National defense? Nope.
Homeland security? Wrong.
Transportation? Not even close.
Law enforcement? No way.
Education? Getting colder.
Foreign aid? Are you kidding?
Nope, the biggest single thing the federal government does these days is ... cut checks.
Lots and lots and lots and lots of checks that go to individual citizens -- $2.3 trillion worth last year alone.
In fact, according to a table buried deep inside the little-noticed Historical Tables volume of the White House's 2012 budget, these "direct payments to individuals" accounted for more than two-thirds of federal spending in 2010. That's a post-war high.
Where does all this money go? More than half goes to seniors through Social Security and doctors and hospitals providing Medicare benefits.
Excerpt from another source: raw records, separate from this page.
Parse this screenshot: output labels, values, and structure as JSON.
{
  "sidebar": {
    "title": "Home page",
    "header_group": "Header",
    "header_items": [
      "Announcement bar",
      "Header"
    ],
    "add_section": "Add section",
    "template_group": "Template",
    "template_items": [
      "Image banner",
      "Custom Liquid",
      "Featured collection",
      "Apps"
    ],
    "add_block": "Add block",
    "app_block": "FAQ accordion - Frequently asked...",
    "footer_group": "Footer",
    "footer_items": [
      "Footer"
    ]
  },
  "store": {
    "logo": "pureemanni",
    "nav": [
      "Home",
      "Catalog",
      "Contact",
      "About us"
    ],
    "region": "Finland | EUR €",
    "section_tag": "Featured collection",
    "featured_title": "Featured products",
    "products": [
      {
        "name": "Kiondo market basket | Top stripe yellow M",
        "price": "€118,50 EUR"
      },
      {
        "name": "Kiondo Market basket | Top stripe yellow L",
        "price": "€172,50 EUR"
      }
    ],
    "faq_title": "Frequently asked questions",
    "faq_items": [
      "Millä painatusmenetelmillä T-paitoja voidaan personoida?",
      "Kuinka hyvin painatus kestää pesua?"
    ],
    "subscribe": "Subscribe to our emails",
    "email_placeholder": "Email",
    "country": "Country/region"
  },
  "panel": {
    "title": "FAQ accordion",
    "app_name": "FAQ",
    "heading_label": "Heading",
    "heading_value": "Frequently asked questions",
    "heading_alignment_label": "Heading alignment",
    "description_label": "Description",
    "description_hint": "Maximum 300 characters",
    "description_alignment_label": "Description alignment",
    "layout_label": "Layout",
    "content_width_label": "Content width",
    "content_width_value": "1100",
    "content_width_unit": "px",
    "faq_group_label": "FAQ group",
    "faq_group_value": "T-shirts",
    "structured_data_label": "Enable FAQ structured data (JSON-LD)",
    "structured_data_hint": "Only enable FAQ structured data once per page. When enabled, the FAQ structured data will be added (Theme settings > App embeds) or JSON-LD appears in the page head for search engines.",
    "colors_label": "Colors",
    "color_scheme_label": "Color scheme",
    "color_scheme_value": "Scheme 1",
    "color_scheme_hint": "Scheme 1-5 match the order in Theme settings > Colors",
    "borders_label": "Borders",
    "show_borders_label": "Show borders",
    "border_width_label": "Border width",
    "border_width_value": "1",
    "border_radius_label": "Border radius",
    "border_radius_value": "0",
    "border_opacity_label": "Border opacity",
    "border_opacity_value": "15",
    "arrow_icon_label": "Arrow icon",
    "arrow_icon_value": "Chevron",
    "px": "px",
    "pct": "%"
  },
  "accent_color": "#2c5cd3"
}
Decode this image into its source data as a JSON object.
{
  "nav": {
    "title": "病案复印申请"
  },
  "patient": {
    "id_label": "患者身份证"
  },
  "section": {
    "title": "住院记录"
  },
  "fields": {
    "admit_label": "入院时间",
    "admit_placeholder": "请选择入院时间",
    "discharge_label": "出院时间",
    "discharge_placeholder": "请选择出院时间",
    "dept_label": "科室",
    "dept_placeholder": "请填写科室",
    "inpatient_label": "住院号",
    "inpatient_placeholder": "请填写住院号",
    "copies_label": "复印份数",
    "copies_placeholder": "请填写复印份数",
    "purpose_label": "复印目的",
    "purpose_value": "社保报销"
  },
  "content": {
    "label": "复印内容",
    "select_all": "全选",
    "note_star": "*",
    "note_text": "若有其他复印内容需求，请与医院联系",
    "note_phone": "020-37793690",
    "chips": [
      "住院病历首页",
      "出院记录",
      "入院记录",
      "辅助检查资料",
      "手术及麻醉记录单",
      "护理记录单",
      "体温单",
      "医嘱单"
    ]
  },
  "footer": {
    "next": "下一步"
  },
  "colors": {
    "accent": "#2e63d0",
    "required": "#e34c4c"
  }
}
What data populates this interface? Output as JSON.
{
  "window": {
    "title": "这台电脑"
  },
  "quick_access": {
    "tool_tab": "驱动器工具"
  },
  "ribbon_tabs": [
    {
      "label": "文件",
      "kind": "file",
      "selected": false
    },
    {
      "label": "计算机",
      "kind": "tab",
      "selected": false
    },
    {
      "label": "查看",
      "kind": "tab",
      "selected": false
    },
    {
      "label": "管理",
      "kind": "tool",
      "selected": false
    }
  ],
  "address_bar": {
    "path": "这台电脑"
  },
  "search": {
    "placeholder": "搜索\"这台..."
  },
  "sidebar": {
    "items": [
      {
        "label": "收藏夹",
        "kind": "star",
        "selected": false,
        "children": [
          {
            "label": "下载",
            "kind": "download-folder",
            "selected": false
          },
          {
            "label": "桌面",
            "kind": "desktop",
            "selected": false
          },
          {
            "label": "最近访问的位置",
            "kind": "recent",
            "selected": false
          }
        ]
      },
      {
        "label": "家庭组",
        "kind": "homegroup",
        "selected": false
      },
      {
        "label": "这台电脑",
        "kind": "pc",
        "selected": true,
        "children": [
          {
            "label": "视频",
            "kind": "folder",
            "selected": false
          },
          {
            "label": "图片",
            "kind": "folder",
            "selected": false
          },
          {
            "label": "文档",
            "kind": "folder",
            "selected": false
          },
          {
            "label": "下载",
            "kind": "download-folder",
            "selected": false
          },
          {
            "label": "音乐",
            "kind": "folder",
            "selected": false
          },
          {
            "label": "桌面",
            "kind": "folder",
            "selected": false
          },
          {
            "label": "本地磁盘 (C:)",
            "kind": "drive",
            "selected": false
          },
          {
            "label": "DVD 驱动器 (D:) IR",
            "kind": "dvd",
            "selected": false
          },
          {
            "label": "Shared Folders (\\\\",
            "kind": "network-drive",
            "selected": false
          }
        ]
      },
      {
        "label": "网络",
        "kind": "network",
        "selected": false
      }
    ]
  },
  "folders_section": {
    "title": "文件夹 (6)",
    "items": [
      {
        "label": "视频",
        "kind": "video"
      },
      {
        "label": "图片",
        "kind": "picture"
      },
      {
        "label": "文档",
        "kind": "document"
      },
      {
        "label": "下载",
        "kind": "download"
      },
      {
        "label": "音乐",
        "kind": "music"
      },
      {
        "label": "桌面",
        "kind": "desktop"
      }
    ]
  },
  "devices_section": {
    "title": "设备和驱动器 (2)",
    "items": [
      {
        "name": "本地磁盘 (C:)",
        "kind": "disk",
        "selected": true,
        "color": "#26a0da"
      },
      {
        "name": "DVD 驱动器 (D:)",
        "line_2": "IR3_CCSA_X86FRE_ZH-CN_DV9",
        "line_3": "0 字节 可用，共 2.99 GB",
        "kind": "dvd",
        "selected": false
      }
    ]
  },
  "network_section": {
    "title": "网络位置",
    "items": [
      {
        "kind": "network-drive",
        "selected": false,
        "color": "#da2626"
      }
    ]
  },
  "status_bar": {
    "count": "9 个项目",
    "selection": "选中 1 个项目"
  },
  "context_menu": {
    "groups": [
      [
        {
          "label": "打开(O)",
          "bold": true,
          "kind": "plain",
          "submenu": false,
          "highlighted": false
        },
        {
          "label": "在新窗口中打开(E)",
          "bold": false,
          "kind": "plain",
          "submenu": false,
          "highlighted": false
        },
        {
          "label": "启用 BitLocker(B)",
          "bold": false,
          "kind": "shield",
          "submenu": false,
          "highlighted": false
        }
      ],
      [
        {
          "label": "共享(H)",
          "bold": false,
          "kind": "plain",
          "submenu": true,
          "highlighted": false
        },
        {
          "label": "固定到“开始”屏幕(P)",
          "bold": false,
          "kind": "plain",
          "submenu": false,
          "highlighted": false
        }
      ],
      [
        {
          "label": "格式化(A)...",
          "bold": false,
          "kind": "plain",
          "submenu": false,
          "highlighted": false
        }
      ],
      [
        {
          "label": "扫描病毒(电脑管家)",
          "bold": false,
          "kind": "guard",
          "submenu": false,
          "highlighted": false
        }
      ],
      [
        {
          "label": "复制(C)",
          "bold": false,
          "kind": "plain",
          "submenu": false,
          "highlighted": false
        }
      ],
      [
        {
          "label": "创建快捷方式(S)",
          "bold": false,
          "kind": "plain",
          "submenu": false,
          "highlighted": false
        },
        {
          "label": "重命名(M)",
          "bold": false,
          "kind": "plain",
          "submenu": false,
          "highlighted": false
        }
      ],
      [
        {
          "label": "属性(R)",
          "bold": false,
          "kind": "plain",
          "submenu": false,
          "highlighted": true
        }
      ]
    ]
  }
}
Only about 38 percent goes to the poor. And the rest of the payments end up with farmers, students, the unemployed, those looking for retraining help, veterans and other select groups.
And the biggest of these direct payment programs -- Social Security, Medicare and Medicaid -- are also the fastest growing in the federal budget.
In fact, according to the IRS, which collects such data, the share of income taxes paid by the richest 1 percent almost equals the share of income taxes paid by the bottom 95 percent. Today, roughly a third of those who file a tax return don't pay any federal income tax at all, or get more in refundable tax credits than they pay in taxes. (In 1985, only 18 percent fell into this camp, according to the Tax Foundation.)
When you put these two trends together, what you find is that the federal government has over the years essentially turned into a gigantic wealth-transfer machine -- taking money from a shrinking pool of taxpayers and giving it out to a growing list of favored groups.
Now, depending on your political perspective, you could view this is a good thing or a bad thing.
But whatever your view, this situation will make getting the federal budget under control increasingly difficult, since it will invariably involve pitting those writing checks against those cashing them.